WORK ORDER: Could you return the data that follows exactly, minus the images?

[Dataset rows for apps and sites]
***

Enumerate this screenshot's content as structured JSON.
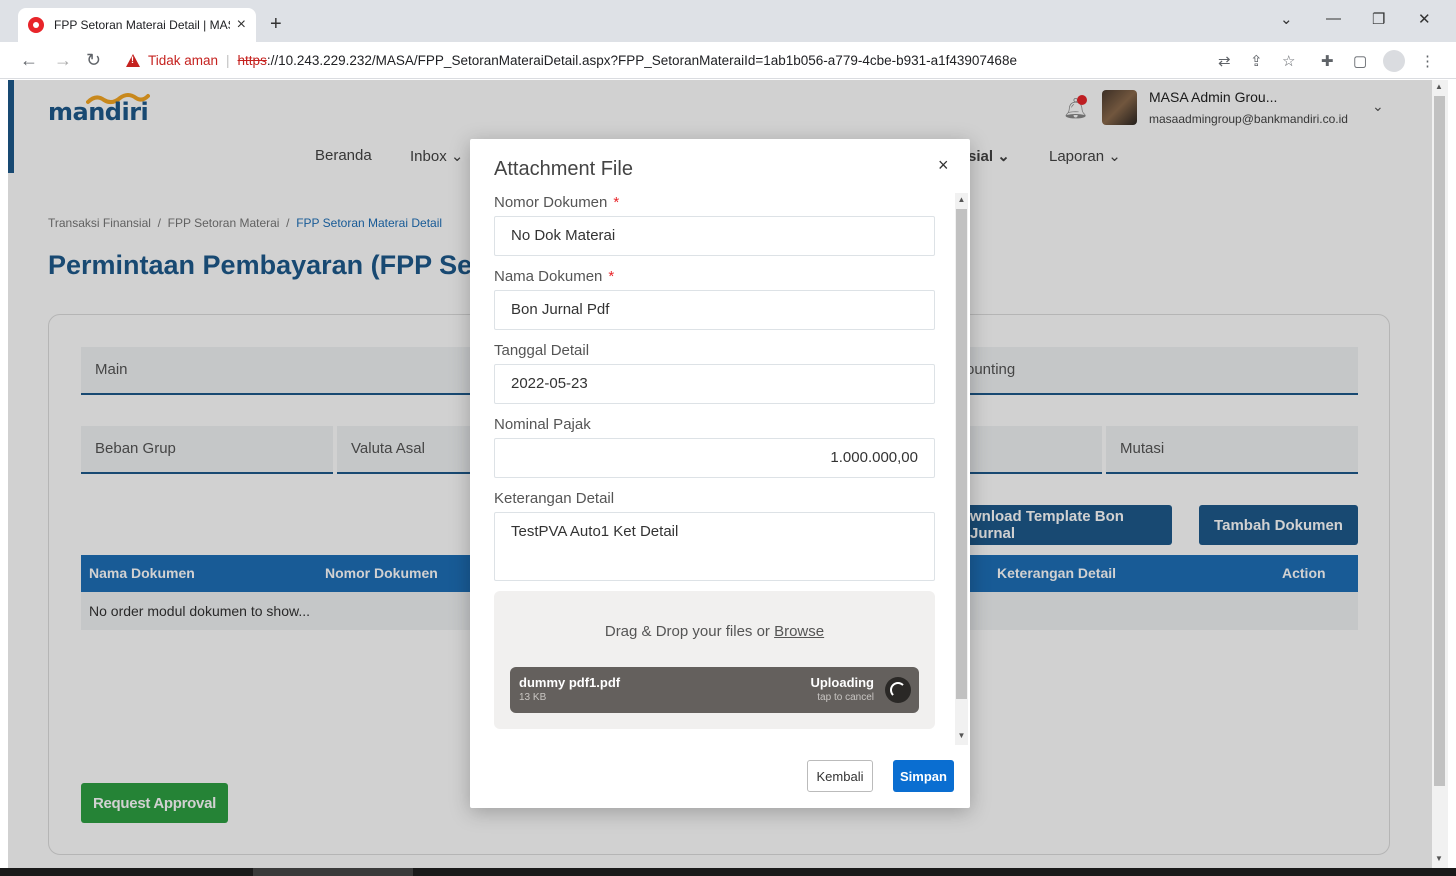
{
  "browser": {
    "tab_title": "FPP Setoran Materai Detail | MAS",
    "new_tab": "+",
    "close_tab": "×",
    "not_secure": "Tidak aman",
    "url_scheme": "https",
    "url_rest": "://10.243.229.232/MASA/FPP_SetoranMateraiDetail.aspx?FPP_SetoranMateraiId=1ab1b056-a779-4cbe-b931-a1f43907468e"
  },
  "header": {
    "logo": "mandiri",
    "user_name": "MASA Admin Grou...",
    "user_email": "masaadmingroup@bankmandiri.co.id",
    "nav": [
      "Beranda",
      "Inbox",
      "sial",
      "Laporan"
    ]
  },
  "breadcrumb": [
    "Transaksi Finansial",
    "FPP Setoran Materai",
    "FPP Setoran Materai Detail"
  ],
  "page_title": "Permintaan Pembayaran (FPP Seto",
  "tabs": {
    "main": "Main",
    "accounting": "ounting"
  },
  "fields": {
    "beban_grup": "Beban Grup",
    "valuta_asal": "Valuta Asal",
    "mutasi": "Mutasi"
  },
  "buttons": {
    "download_template": "wnload Template Bon Jurnal",
    "tambah_dokumen": "Tambah Dokumen",
    "request_approval": "Request Approval"
  },
  "table": {
    "columns": [
      "Nama Dokumen",
      "Nomor Dokumen",
      "Keterangan Detail",
      "Action"
    ],
    "empty": "No order modul dokumen to show..."
  },
  "modal": {
    "title": "Attachment File",
    "close": "×",
    "nomor_dokumen_label": "Nomor Dokumen",
    "nomor_dokumen_value": "No Dok Materai",
    "nama_dokumen_label": "Nama Dokumen",
    "nama_dokumen_value": "Bon Jurnal Pdf",
    "tanggal_label": "Tanggal Detail",
    "tanggal_value": "2022-05-23",
    "nominal_label": "Nominal Pajak",
    "nominal_value": "1.000.000,00",
    "keterangan_label": "Keterangan Detail",
    "keterangan_value": "TestPVA Auto1 Ket Detail",
    "required_mark": "*",
    "dropzone_text": "Drag & Drop your files or",
    "dropzone_browse": "Browse",
    "file": {
      "name": "dummy pdf1.pdf",
      "size": "13 KB",
      "status": "Uploading",
      "cancel_hint": "tap to cancel"
    },
    "kembali": "Kembali",
    "simpan": "Simpan"
  },
  "colors": {
    "brand": "#1e5a8c",
    "table_header": "#1e6fb8",
    "approve": "#2ea043",
    "simpan": "#0a6ed1"
  }
}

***

EXERCISE RESULT:
Enumerate this screenshot's content as structured JSON.
{
  "browser": {
    "tab_title": "FPP Setoran Materai Detail | MAS",
    "new_tab": "+",
    "close_tab": "×",
    "not_secure": "Tidak aman",
    "url_scheme": "https",
    "url_rest": "://10.243.229.232/MASA/FPP_SetoranMateraiDetail.aspx?FPP_SetoranMateraiId=1ab1b056-a779-4cbe-b931-a1f43907468e"
  },
  "header": {
    "logo": "mandiri",
    "user_name": "MASA Admin Grou...",
    "user_email": "masaadmingroup@bankmandiri.co.id",
    "nav": [
      "Beranda",
      "Inbox",
      "sial",
      "Laporan"
    ]
  },
  "breadcrumb": [
    "Transaksi Finansial",
    "FPP Setoran Materai",
    "FPP Setoran Materai Detail"
  ],
  "page_title": "Permintaan Pembayaran (FPP Seto",
  "tabs": {
    "main": "Main",
    "accounting": "ounting"
  },
  "fields": {
    "beban_grup": "Beban Grup",
    "valuta_asal": "Valuta Asal",
    "mutasi": "Mutasi"
  },
  "buttons": {
    "download_template": "wnload Template Bon Jurnal",
    "tambah_dokumen": "Tambah Dokumen",
    "request_approval": "Request Approval"
  },
  "table": {
    "columns": [
      "Nama Dokumen",
      "Nomor Dokumen",
      "Keterangan Detail",
      "Action"
    ],
    "empty": "No order modul dokumen to show..."
  },
  "modal": {
    "title": "Attachment File",
    "close": "×",
    "nomor_dokumen_label": "Nomor Dokumen",
    "nomor_dokumen_value": "No Dok Materai",
    "nama_dokumen_label": "Nama Dokumen",
    "nama_dokumen_value": "Bon Jurnal Pdf",
    "tanggal_label": "Tanggal Detail",
    "tanggal_value": "2022-05-23",
    "nominal_label": "Nominal Pajak",
    "nominal_value": "1.000.000,00",
    "keterangan_label": "Keterangan Detail",
    "keterangan_value": "TestPVA Auto1 Ket Detail",
    "required_mark": "*",
    "dropzone_text": "Drag & Drop your files or",
    "dropzone_browse": "Browse",
    "file": {
      "name": "dummy pdf1.pdf",
      "size": "13 KB",
      "status": "Uploading",
      "cancel_hint": "tap to cancel"
    },
    "kembali": "Kembali",
    "simpan": "Simpan"
  },
  "colors": {
    "brand": "#1e5a8c",
    "table_header": "#1e6fb8",
    "approve": "#2ea043",
    "simpan": "#0a6ed1"
  }
}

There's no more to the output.